(more…)

Wolverine investigates marine fuelling service for Port of Prince Rupert

By R. Bruce Striegler

Prince Rupert is one of the few major ports in the world that doesn’t have a local marine fueling service for cargo ships. In early September, Wolverine Terminals UCL made public its proposed plans to construct and operate a marine fuel delivery service that would enable cargo vessels anchored or berthed to fuel locally. Designed with the latest marine fueling technology, the fuel would be supplied via rail with distribution by barge to ships. The addition of the service would remove one of the few competitive disadvantages found in Prince Rupert. Currently ships must carry enough fuel to make a round trip, or divert to an alternative Westcoast port. In addition, the weight of fuel for a round trip often displaces potential cargo, and can drive up shipping costs. Westcoast ports that provide bunkering services include Alaska’s Anchorage and Dutch Harbor, Vancouver, B.C., Washington State’s Cherry Point, and Port Angeles. Vancouver is 748 km or 404 nautical miles from Prince Rupert.

(more…)

Port environmental activities include a wide array of protection and prevention programs

By R. Bruce Striegler

Increasingly, ports across the world are taking on the issues of environmental stewardship and looking at sustainability as key to their futures. Port of Prince Rupert became the first west coast port to join the Green Marine environmental program in 2010. Green Marine is a joint Canada-U.S. initiative aimed at advancing environmental excellence in the marine industry, throughout North America. The certification program emphasizes voluntary improvement of environmental performance in key areas identified by the marine industry which include water and land pollution prevention – cargo residues and oily waters, to control greenhouse gases and other air pollutants. The program takes into account community impacts such as noise, dust, light and odours as well as controlling aquatic invasive species.
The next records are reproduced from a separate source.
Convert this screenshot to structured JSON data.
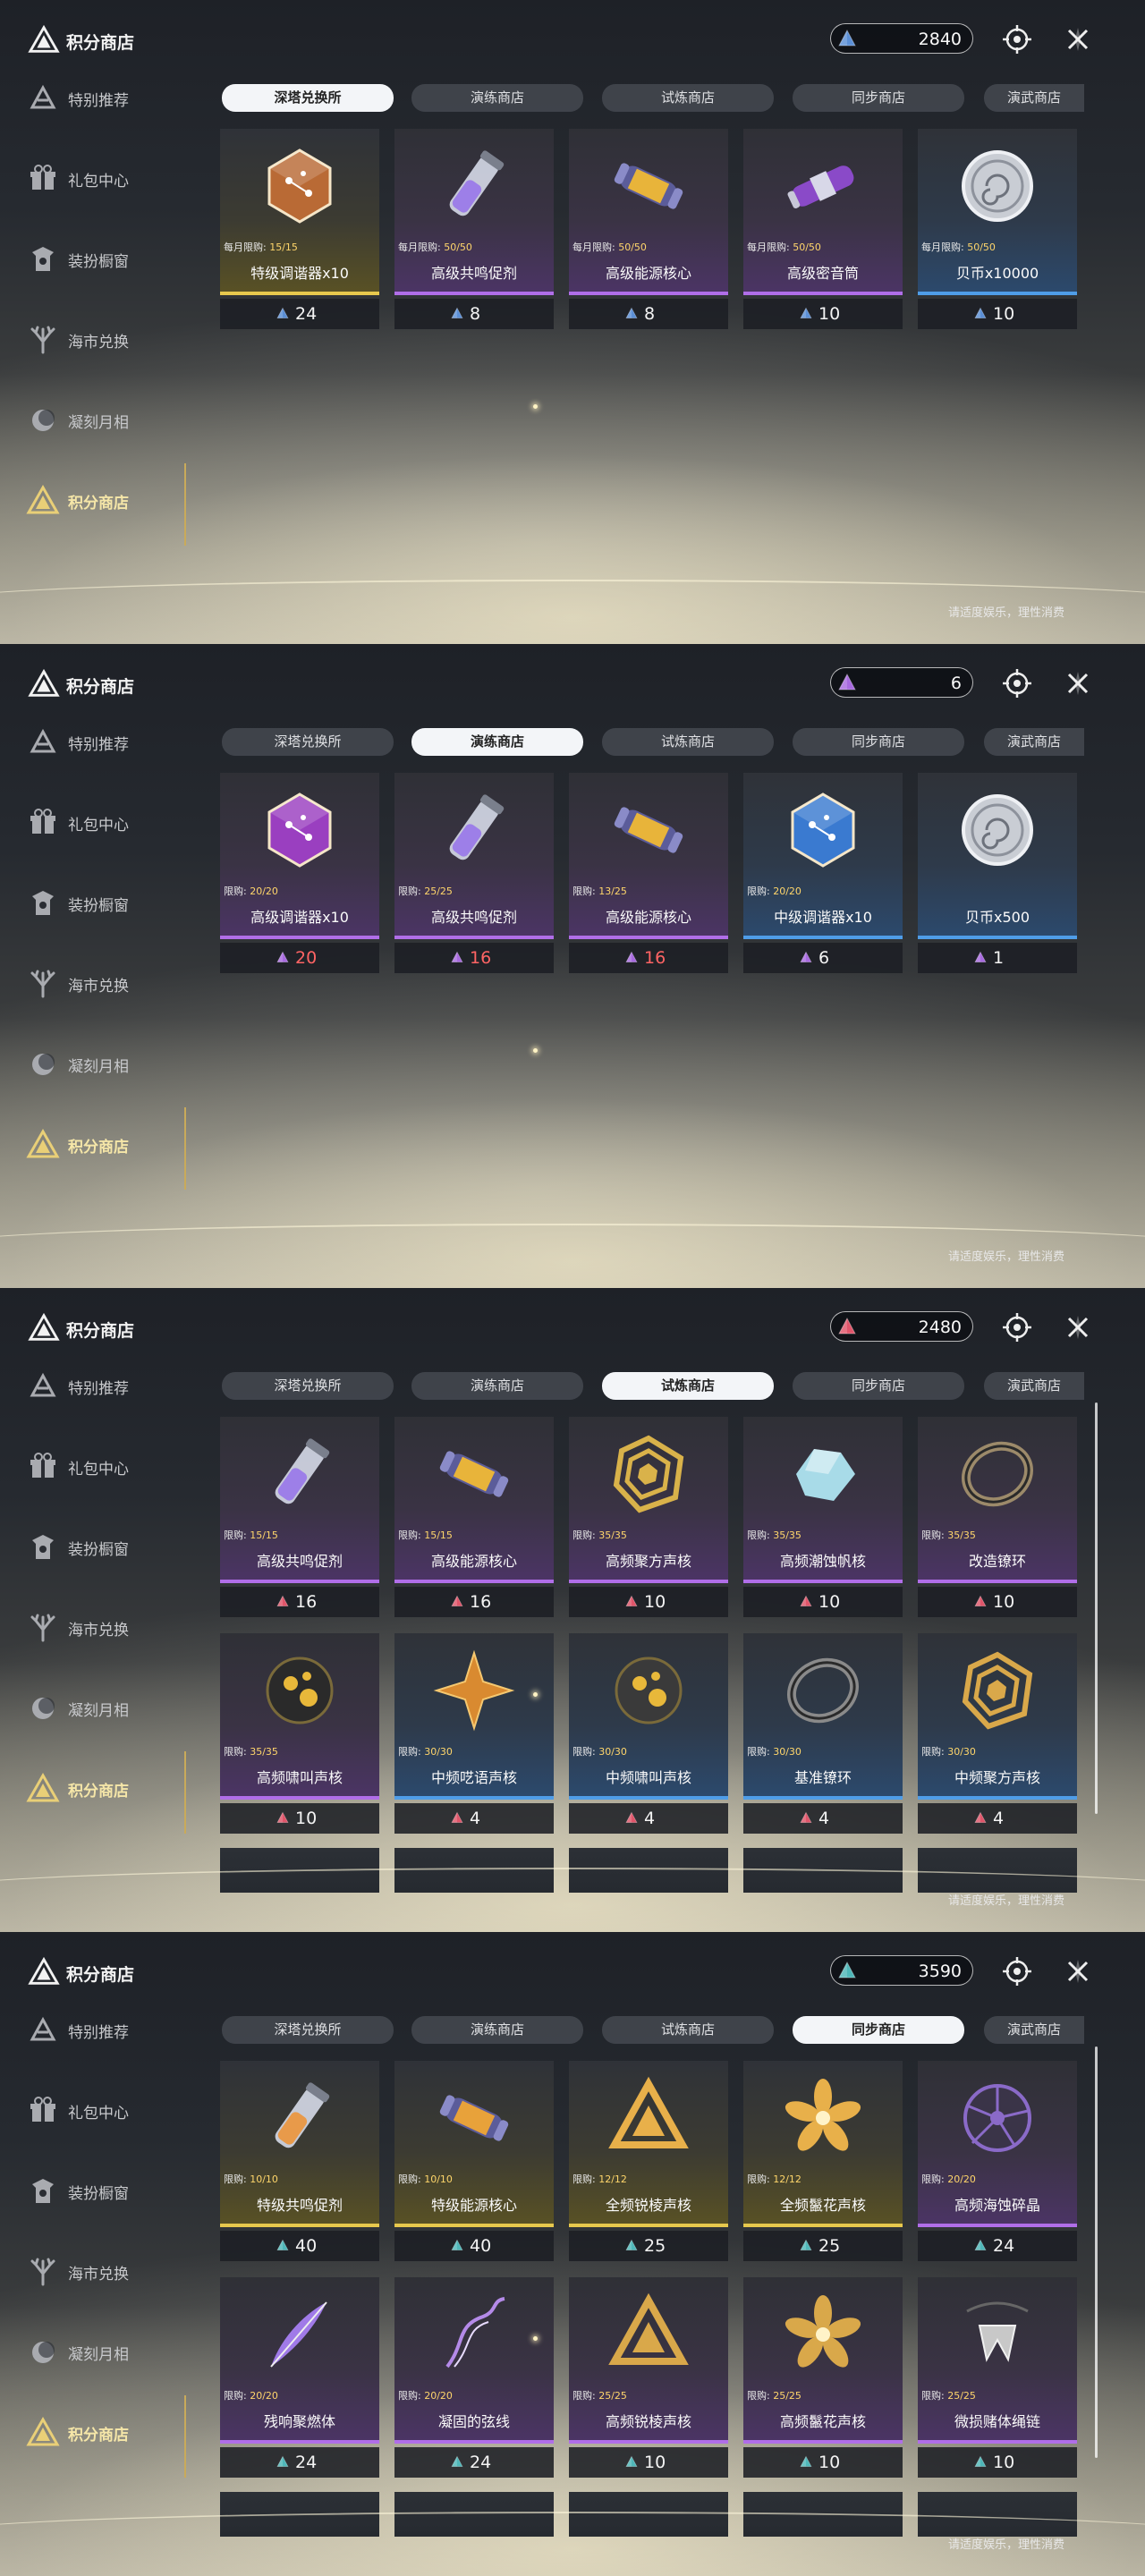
{
  "panels": [
    {
      "title": "积分商店",
      "currency": {
        "amount": "2840",
        "icon": "blue-crystal-icon",
        "color": "#5b8fd6"
      },
      "sidebar": [
        {
          "label": "特别推荐",
          "icon": "star-recommend-icon"
        },
        {
          "label": "礼包中心",
          "icon": "gift-icon"
        },
        {
          "label": "装扮橱窗",
          "icon": "wardrobe-icon"
        },
        {
          "label": "海市兑换",
          "icon": "coral-icon"
        },
        {
          "label": "凝刻月相",
          "icon": "moon-phase-icon"
        },
        {
          "label": "积分商店",
          "icon": "points-shop-icon"
        }
      ],
      "tabs": [
        "深塔兑换所",
        "演练商店",
        "试炼商店",
        "同步商店",
        "演武商店"
      ],
      "active_tab": 0,
      "items": [
        {
          "name": "特级调谐器x10",
          "limit_label": "每月限购:",
          "limit": "15/15",
          "price": "24",
          "rarity": "gold",
          "art": "tuner-icon",
          "art_color": "#b96a35"
        },
        {
          "name": "高级共鸣促剂",
          "limit_label": "每月限购:",
          "limit": "50/50",
          "price": "8",
          "rarity": "purple",
          "art": "potion-vial-icon",
          "art_color": "#9d7fe8"
        },
        {
          "name": "高级能源核心",
          "limit_label": "每月限购:",
          "limit": "50/50",
          "price": "8",
          "rarity": "purple",
          "art": "energy-core-icon",
          "art_color": "#e8b43a"
        },
        {
          "name": "高级密音筒",
          "limit_label": "每月限购:",
          "limit": "50/50",
          "price": "10",
          "rarity": "purple",
          "art": "sound-tube-icon",
          "art_color": "#8a4ac8"
        },
        {
          "name": "贝币x10000",
          "limit_label": "每月限购:",
          "limit": "50/50",
          "price": "10",
          "rarity": "blue",
          "art": "shell-coin-icon",
          "art_color": "#c9cdd4"
        }
      ],
      "footer": "请适度娱乐，理性消费"
    },
    {
      "title": "积分商店",
      "currency": {
        "amount": "6",
        "icon": "purple-crystal-icon",
        "color": "#a86ae0"
      },
      "sidebar": [
        {
          "label": "特别推荐",
          "icon": "star-recommend-icon"
        },
        {
          "label": "礼包中心",
          "icon": "gift-icon"
        },
        {
          "label": "装扮橱窗",
          "icon": "wardrobe-icon"
        },
        {
          "label": "海市兑换",
          "icon": "coral-icon"
        },
        {
          "label": "凝刻月相",
          "icon": "moon-phase-icon"
        },
        {
          "label": "积分商店",
          "icon": "points-shop-icon"
        }
      ],
      "tabs": [
        "深塔兑换所",
        "演练商店",
        "试炼商店",
        "同步商店",
        "演武商店"
      ],
      "active_tab": 1,
      "items": [
        {
          "name": "高级调谐器x10",
          "limit_label": "限购:",
          "limit": "20/20",
          "price": "20",
          "price_red": true,
          "rarity": "purple",
          "art": "tuner-icon",
          "art_color": "#9a3fc0"
        },
        {
          "name": "高级共鸣促剂",
          "limit_label": "限购:",
          "limit": "25/25",
          "price": "16",
          "price_red": true,
          "rarity": "purple",
          "art": "potion-vial-icon",
          "art_color": "#9d7fe8"
        },
        {
          "name": "高级能源核心",
          "limit_label": "限购:",
          "limit": "13/25",
          "price": "16",
          "price_red": true,
          "rarity": "purple",
          "art": "energy-core-icon",
          "art_color": "#e8b43a"
        },
        {
          "name": "中级调谐器x10",
          "limit_label": "限购:",
          "limit": "20/20",
          "price": "6",
          "rarity": "blue",
          "art": "tuner-icon",
          "art_color": "#3a7ad0"
        },
        {
          "name": "贝币x500",
          "limit_label": "",
          "limit": "",
          "price": "1",
          "rarity": "blue",
          "art": "shell-coin-icon",
          "art_color": "#c9cdd4"
        }
      ],
      "footer": "请适度娱乐，理性消费"
    },
    {
      "title": "积分商店",
      "currency": {
        "amount": "2480",
        "icon": "red-crystal-icon",
        "color": "#e0556a"
      },
      "sidebar": [
        {
          "label": "特别推荐",
          "icon": "star-recommend-icon"
        },
        {
          "label": "礼包中心",
          "icon": "gift-icon"
        },
        {
          "label": "装扮橱窗",
          "icon": "wardrobe-icon"
        },
        {
          "label": "海市兑换",
          "icon": "coral-icon"
        },
        {
          "label": "凝刻月相",
          "icon": "moon-phase-icon"
        },
        {
          "label": "积分商店",
          "icon": "points-shop-icon"
        }
      ],
      "tabs": [
        "深塔兑换所",
        "演练商店",
        "试炼商店",
        "同步商店",
        "演武商店"
      ],
      "active_tab": 2,
      "items": [
        {
          "name": "高级共鸣促剂",
          "limit_label": "限购:",
          "limit": "15/15",
          "price": "16",
          "rarity": "purple",
          "art": "potion-vial-icon",
          "art_color": "#9d7fe8"
        },
        {
          "name": "高级能源核心",
          "limit_label": "限购:",
          "limit": "15/15",
          "price": "16",
          "rarity": "purple",
          "art": "energy-core-icon",
          "art_color": "#e8b43a"
        },
        {
          "name": "高频聚方声核",
          "limit_label": "限购:",
          "limit": "35/35",
          "price": "10",
          "rarity": "purple",
          "art": "gold-hexagon-icon",
          "art_color": "#d9b24a"
        },
        {
          "name": "高频潮蚀帆核",
          "limit_label": "限购:",
          "limit": "35/35",
          "price": "10",
          "rarity": "purple",
          "art": "crystal-icon",
          "art_color": "#a8dbe8"
        },
        {
          "name": "改造镣环",
          "limit_label": "限购:",
          "limit": "35/35",
          "price": "10",
          "rarity": "purple",
          "art": "ring-icon",
          "art_color": "#9c8a6a"
        },
        {
          "name": "高频啸叫声核",
          "limit_label": "限购:",
          "limit": "35/35",
          "price": "10",
          "rarity": "purple",
          "art": "dark-orb-icon",
          "art_color": "#2a2a2a"
        },
        {
          "name": "中频呓语声核",
          "limit_label": "限购:",
          "limit": "30/30",
          "price": "4",
          "rarity": "blue",
          "art": "four-point-star-icon",
          "art_color": "#d98a30"
        },
        {
          "name": "中频啸叫声核",
          "limit_label": "限购:",
          "limit": "30/30",
          "price": "4",
          "rarity": "blue",
          "art": "dark-orb-icon",
          "art_color": "#3a3a3a"
        },
        {
          "name": "基准镣环",
          "limit_label": "限购:",
          "limit": "30/30",
          "price": "4",
          "rarity": "blue",
          "art": "ring-icon",
          "art_color": "#8a8a8a"
        },
        {
          "name": "中频聚方声核",
          "limit_label": "限购:",
          "limit": "30/30",
          "price": "4",
          "rarity": "blue",
          "art": "gold-hexagon-icon",
          "art_color": "#d9a84a"
        }
      ],
      "footer": "请适度娱乐，理性消费"
    },
    {
      "title": "积分商店",
      "currency": {
        "amount": "3590",
        "icon": "teal-crystal-icon",
        "color": "#4fb7b9"
      },
      "sidebar": [
        {
          "label": "特别推荐",
          "icon": "star-recommend-icon"
        },
        {
          "label": "礼包中心",
          "icon": "gift-icon"
        },
        {
          "label": "装扮橱窗",
          "icon": "wardrobe-icon"
        },
        {
          "label": "海市兑换",
          "icon": "coral-icon"
        },
        {
          "label": "凝刻月相",
          "icon": "moon-phase-icon"
        },
        {
          "label": "积分商店",
          "icon": "points-shop-icon"
        }
      ],
      "tabs": [
        "深塔兑换所",
        "演练商店",
        "试炼商店",
        "同步商店",
        "演武商店"
      ],
      "active_tab": 3,
      "items": [
        {
          "name": "特级共鸣促剂",
          "limit_label": "限购:",
          "limit": "10/10",
          "price": "40",
          "rarity": "gold",
          "art": "potion-vial-icon",
          "art_color": "#e89a4a"
        },
        {
          "name": "特级能源核心",
          "limit_label": "限购:",
          "limit": "10/10",
          "price": "40",
          "rarity": "gold",
          "art": "energy-core-icon",
          "art_color": "#e8a23a"
        },
        {
          "name": "全频锐棱声核",
          "limit_label": "限购:",
          "limit": "12/12",
          "price": "25",
          "rarity": "gold",
          "art": "triangle-core-icon",
          "art_color": "#e8b04a"
        },
        {
          "name": "全频鬣花声核",
          "limit_label": "限购:",
          "limit": "12/12",
          "price": "25",
          "rarity": "gold",
          "art": "flower-core-icon",
          "art_color": "#e8b04a"
        },
        {
          "name": "高频海蚀碎晶",
          "limit_label": "限购:",
          "limit": "20/20",
          "price": "24",
          "rarity": "purple",
          "art": "shard-disc-icon",
          "art_color": "#8a6ac8"
        },
        {
          "name": "残响聚燃体",
          "limit_label": "限购:",
          "limit": "20/20",
          "price": "24",
          "rarity": "purple",
          "art": "feather-quill-icon",
          "art_color": "#a07ae8"
        },
        {
          "name": "凝固的弦线",
          "limit_label": "限购:",
          "limit": "20/20",
          "price": "24",
          "rarity": "purple",
          "art": "string-wisp-icon",
          "art_color": "#b48ae8"
        },
        {
          "name": "高频锐棱声核",
          "limit_label": "限购:",
          "limit": "25/25",
          "price": "10",
          "rarity": "purple",
          "art": "triangle-core-icon",
          "art_color": "#d9a84a"
        },
        {
          "name": "高频鬣花声核",
          "limit_label": "限购:",
          "limit": "25/25",
          "price": "10",
          "rarity": "purple",
          "art": "flower-core-icon",
          "art_color": "#d9a84a"
        },
        {
          "name": "微损赌体绳链",
          "limit_label": "限购:",
          "limit": "25/25",
          "price": "10",
          "rarity": "purple",
          "art": "chain-pendant-icon",
          "art_color": "#c8c8c8"
        }
      ],
      "footer": "请适度娱乐，理性消费"
    }
  ]
}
Participants evaluate their performance against guidelines and criteria provided by Green Marine; the results are published annually and verified by an independent third party.

(more…)

Port of Prince Rupert celebrates completion of Phase Two Fairview Terminal expansion

Port of Prince Rupert celebrates completion of Phase Two Fairview Terminal expansion

By R. Bruce Striegler

2017 marks 10th anniversary of Fairview

Shaun Stevenson, Vice-President, Trade Development and Public Affairs, Port of Prince Rupert, says that with the August opening of Phase Two of the Fairview Terminal, and the final rail elements being completed right now, which will introduce a rubber tired gantry (RTG) operation, Fairview will realize its full capacity of 1.35 million TEUs, up from 850,000. Since its conversion from a breakbulk facility in 2007, Fairview Container Terminal has been recognized as one of the fastest growing container terminals in North America, and established a reputation as one of the fastest and most reliable trans-Pacific trade gateways. “This will give us a third track and allow us to run up to five train departures a day.” The expanded terminal now includes a second vessel berth serviced by three new Malacca-max cranes, allowing 20,000+ TEU vessels to access the terminal. With an additional 6,000 feet of on-dock rail, and an 11 hectare increase to the terminal footprint, more speed and reliability will be added to terminal services. Fairview Terminal is now the second-largest container terminal in Canada, with Deltaport in Vancouver being the largest. With the completed expansion, the terminal can handle the world’s largest container ships, and the increased capacity will support importers and exporters who favour Fairview for its position as the most efficient and fastest route from Asia to North American markets.

(more…)